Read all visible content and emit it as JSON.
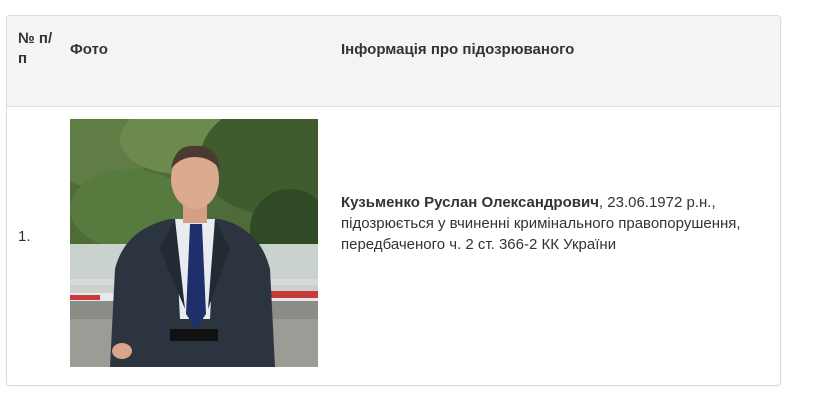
{
  "table": {
    "headers": {
      "number": "№ п/п",
      "photo": "Фото",
      "info": "Інформація про підозрюваного"
    },
    "rows": [
      {
        "number": "1.",
        "name": "Кузьменко Руслан Олександрович",
        "details": ", 23.06.1972 р.н., підозрюється у вчиненні кримінального правопорушення, передбаченого ч. 2 ст. 366-2 КК України"
      }
    ]
  }
}
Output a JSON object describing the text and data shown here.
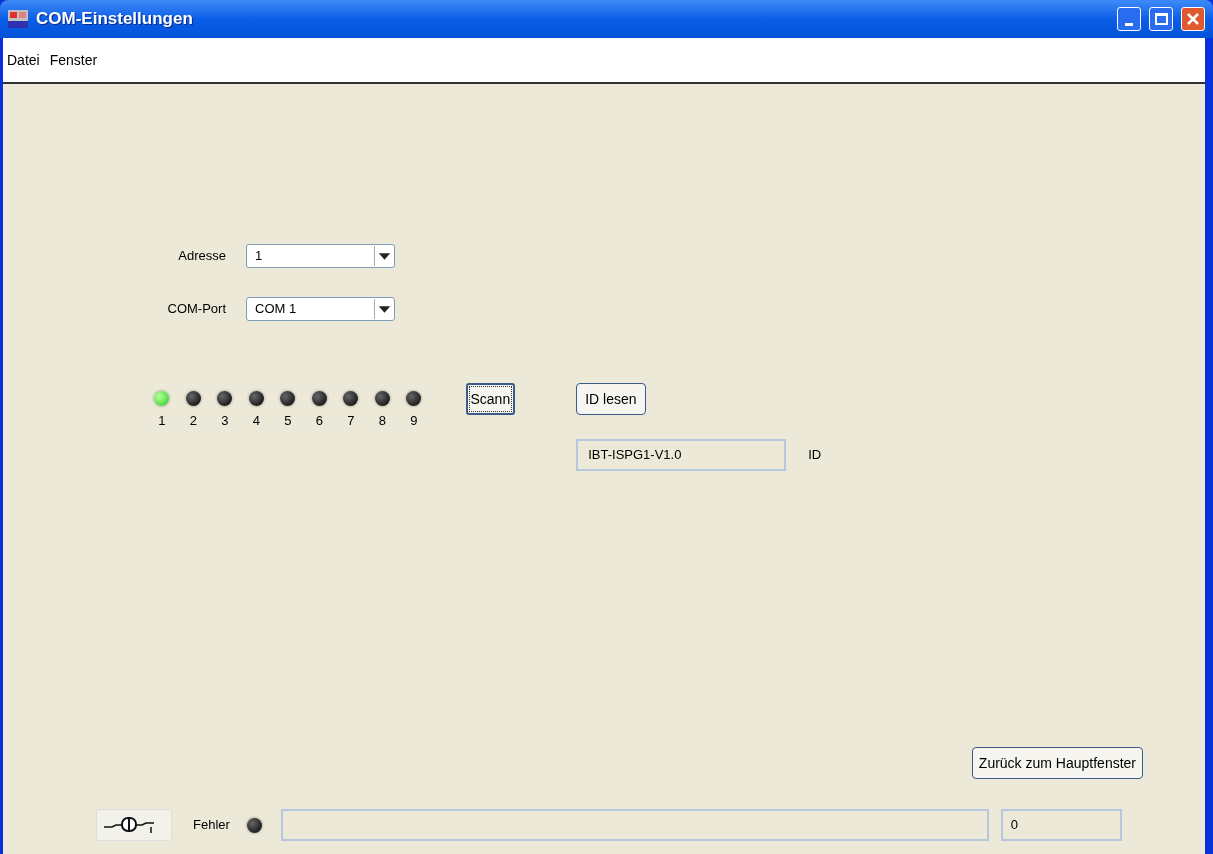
{
  "window": {
    "title": "COM-Einstellungen"
  },
  "menu": [
    "Datei",
    "Fenster"
  ],
  "fields": [
    {
      "label": "Adresse",
      "value": "1"
    },
    {
      "label": "COM-Port",
      "value": "COM 1"
    }
  ],
  "leds": [
    {
      "label": "1",
      "on": true
    },
    {
      "label": "2",
      "on": false
    },
    {
      "label": "3",
      "on": false
    },
    {
      "label": "4",
      "on": false
    },
    {
      "label": "5",
      "on": false
    },
    {
      "label": "6",
      "on": false
    },
    {
      "label": "7",
      "on": false
    },
    {
      "label": "8",
      "on": false
    },
    {
      "label": "9",
      "on": false
    }
  ],
  "scan_button": "Scann",
  "id_button": "ID lesen",
  "id_field": {
    "value": "IBT-ISPG1-V1.0",
    "label": "ID"
  },
  "back_button": "Zurück zum Hauptfenster",
  "status": {
    "error_label": "Fehler",
    "error_on": false,
    "count": "0"
  }
}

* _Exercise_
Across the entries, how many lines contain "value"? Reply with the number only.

* _Output below_
3